YOUR TASK:
Copy each entry below exactly as it appears.

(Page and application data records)
↓↓↓

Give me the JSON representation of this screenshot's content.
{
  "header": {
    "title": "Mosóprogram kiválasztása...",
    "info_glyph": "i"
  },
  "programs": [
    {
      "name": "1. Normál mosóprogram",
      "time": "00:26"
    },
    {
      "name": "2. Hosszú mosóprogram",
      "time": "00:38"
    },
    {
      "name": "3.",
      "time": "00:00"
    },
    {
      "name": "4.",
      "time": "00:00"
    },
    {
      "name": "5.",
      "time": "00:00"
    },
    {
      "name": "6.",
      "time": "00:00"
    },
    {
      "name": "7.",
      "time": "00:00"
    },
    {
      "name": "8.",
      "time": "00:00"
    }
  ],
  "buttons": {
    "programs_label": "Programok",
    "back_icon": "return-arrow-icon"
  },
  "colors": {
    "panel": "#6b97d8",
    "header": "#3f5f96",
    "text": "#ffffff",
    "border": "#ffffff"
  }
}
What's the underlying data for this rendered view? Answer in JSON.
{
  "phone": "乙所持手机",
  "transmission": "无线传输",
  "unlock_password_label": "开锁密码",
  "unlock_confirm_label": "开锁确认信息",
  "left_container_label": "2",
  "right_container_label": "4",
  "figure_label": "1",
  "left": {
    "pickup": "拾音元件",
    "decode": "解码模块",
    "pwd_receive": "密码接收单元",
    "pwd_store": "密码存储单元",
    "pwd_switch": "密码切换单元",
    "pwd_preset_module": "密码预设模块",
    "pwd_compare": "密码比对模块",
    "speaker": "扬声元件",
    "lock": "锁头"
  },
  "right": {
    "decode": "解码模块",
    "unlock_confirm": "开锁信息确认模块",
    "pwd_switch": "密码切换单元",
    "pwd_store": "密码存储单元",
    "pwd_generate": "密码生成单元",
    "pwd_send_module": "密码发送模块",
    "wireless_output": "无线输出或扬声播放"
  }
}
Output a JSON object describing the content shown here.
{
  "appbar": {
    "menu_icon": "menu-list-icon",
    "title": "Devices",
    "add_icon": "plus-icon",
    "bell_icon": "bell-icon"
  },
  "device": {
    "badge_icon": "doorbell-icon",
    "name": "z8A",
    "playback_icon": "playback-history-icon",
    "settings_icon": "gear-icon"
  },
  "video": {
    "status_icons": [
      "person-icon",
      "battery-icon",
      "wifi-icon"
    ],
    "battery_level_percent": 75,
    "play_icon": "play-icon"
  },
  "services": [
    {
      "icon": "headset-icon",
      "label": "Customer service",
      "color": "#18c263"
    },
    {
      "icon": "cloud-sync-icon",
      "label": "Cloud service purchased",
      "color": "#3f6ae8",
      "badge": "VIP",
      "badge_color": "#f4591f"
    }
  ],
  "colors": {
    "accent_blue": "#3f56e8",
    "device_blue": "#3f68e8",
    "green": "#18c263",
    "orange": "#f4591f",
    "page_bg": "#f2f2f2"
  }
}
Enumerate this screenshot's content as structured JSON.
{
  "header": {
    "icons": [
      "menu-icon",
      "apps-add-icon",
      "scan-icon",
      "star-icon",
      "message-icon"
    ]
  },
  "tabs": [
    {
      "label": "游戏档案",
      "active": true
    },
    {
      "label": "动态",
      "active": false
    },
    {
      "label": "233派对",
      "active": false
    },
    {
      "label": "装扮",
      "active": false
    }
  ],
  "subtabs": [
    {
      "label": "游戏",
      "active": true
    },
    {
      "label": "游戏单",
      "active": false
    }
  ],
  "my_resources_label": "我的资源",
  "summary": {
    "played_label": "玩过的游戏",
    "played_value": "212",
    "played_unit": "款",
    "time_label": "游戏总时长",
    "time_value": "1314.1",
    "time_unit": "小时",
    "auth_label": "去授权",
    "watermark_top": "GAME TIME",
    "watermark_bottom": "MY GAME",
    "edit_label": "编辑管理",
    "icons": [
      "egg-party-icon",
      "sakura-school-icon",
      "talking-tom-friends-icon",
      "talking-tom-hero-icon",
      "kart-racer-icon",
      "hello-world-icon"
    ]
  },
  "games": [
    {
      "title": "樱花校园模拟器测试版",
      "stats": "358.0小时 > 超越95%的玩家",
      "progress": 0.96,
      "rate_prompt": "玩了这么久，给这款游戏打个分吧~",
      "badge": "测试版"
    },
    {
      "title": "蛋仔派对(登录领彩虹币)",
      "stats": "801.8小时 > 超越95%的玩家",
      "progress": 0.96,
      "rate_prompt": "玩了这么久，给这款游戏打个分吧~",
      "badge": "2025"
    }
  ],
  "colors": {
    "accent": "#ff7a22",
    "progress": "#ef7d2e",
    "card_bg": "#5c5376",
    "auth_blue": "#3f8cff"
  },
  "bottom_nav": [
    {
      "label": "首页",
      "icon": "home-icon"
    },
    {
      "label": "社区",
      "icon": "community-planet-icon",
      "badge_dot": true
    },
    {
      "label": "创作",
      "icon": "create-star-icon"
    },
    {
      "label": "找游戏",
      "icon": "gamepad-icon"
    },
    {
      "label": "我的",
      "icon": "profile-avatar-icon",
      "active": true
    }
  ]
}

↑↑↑

WORKED SOLUTION:
Give me the JSON representation of this screenshot's content.
{
  "header": {
    "title": "Mosóprogram kiválasztása...",
    "info_glyph": "i"
  },
  "programs": [
    {
      "name": "1. Normál mosóprogram",
      "time": "00:26"
    },
    {
      "name": "2. Hosszú mosóprogram",
      "time": "00:38"
    },
    {
      "name": "3.",
      "time": "00:00"
    },
    {
      "name": "4.",
      "time": "00:00"
    },
    {
      "name": "5.",
      "time": "00:00"
    },
    {
      "name": "6.",
      "time": "00:00"
    },
    {
      "name": "7.",
      "time": "00:00"
    },
    {
      "name": "8.",
      "time": "00:00"
    }
  ],
  "buttons": {
    "programs_label": "Programok",
    "back_icon": "return-arrow-icon"
  },
  "colors": {
    "panel": "#6b97d8",
    "header": "#3f5f96",
    "text": "#ffffff",
    "border": "#ffffff"
  }
}
What's the underlying data for this rendered view? Answer in JSON.
{
  "phone": "乙所持手机",
  "transmission": "无线传输",
  "unlock_password_label": "开锁密码",
  "unlock_confirm_label": "开锁确认信息",
  "left_container_label": "2",
  "right_container_label": "4",
  "figure_label": "1",
  "left": {
    "pickup": "拾音元件",
    "decode": "解码模块",
    "pwd_receive": "密码接收单元",
    "pwd_store": "密码存储单元",
    "pwd_switch": "密码切换单元",
    "pwd_preset_module": "密码预设模块",
    "pwd_compare": "密码比对模块",
    "speaker": "扬声元件",
    "lock": "锁头"
  },
  "right": {
    "decode": "解码模块",
    "unlock_confirm": "开锁信息确认模块",
    "pwd_switch": "密码切换单元",
    "pwd_store": "密码存储单元",
    "pwd_generate": "密码生成单元",
    "pwd_send_module": "密码发送模块",
    "wireless_output": "无线输出或扬声播放"
  }
}
Output a JSON object describing the content shown here.
{
  "appbar": {
    "menu_icon": "menu-list-icon",
    "title": "Devices",
    "add_icon": "plus-icon",
    "bell_icon": "bell-icon"
  },
  "device": {
    "badge_icon": "doorbell-icon",
    "name": "z8A",
    "playback_icon": "playback-history-icon",
    "settings_icon": "gear-icon"
  },
  "video": {
    "status_icons": [
      "person-icon",
      "battery-icon",
      "wifi-icon"
    ],
    "battery_level_percent": 75,
    "play_icon": "play-icon"
  },
  "services": [
    {
      "icon": "headset-icon",
      "label": "Customer service",
      "color": "#18c263"
    },
    {
      "icon": "cloud-sync-icon",
      "label": "Cloud service purchased",
      "color": "#3f6ae8",
      "badge": "VIP",
      "badge_color": "#f4591f"
    }
  ],
  "colors": {
    "accent_blue": "#3f56e8",
    "device_blue": "#3f68e8",
    "green": "#18c263",
    "orange": "#f4591f",
    "page_bg": "#f2f2f2"
  }
}
Enumerate this screenshot's content as structured JSON.
{
  "header": {
    "icons": [
      "menu-icon",
      "apps-add-icon",
      "scan-icon",
      "star-icon",
      "message-icon"
    ]
  },
  "tabs": [
    {
      "label": "游戏档案",
      "active": true
    },
    {
      "label": "动态",
      "active": false
    },
    {
      "label": "233派对",
      "active": false
    },
    {
      "label": "装扮",
      "active": false
    }
  ],
  "subtabs": [
    {
      "label": "游戏",
      "active": true
    },
    {
      "label": "游戏单",
      "active": false
    }
  ],
  "my_resources_label": "我的资源",
  "summary": {
    "played_label": "玩过的游戏",
    "played_value": "212",
    "played_unit": "款",
    "time_label": "游戏总时长",
    "time_value": "1314.1",
    "time_unit": "小时",
    "auth_label": "去授权",
    "watermark_top": "GAME TIME",
    "watermark_bottom": "MY GAME",
    "edit_label": "编辑管理",
    "icons": [
      "egg-party-icon",
      "sakura-school-icon",
      "talking-tom-friends-icon",
      "talking-tom-hero-icon",
      "kart-racer-icon",
      "hello-world-icon"
    ]
  },
  "games": [
    {
      "title": "樱花校园模拟器测试版",
      "stats": "358.0小时 > 超越95%的玩家",
      "progress": 0.96,
      "rate_prompt": "玩了这么久，给这款游戏打个分吧~",
      "badge": "测试版"
    },
    {
      "title": "蛋仔派对(登录领彩虹币)",
      "stats": "801.8小时 > 超越95%的玩家",
      "progress": 0.96,
      "rate_prompt": "玩了这么久，给这款游戏打个分吧~",
      "badge": "2025"
    }
  ],
  "colors": {
    "accent": "#ff7a22",
    "progress": "#ef7d2e",
    "card_bg": "#5c5376",
    "auth_blue": "#3f8cff"
  },
  "bottom_nav": [
    {
      "label": "首页",
      "icon": "home-icon"
    },
    {
      "label": "社区",
      "icon": "community-planet-icon",
      "badge_dot": true
    },
    {
      "label": "创作",
      "icon": "create-star-icon"
    },
    {
      "label": "找游戏",
      "icon": "gamepad-icon"
    },
    {
      "label": "我的",
      "icon": "profile-avatar-icon",
      "active": true
    }
  ]
}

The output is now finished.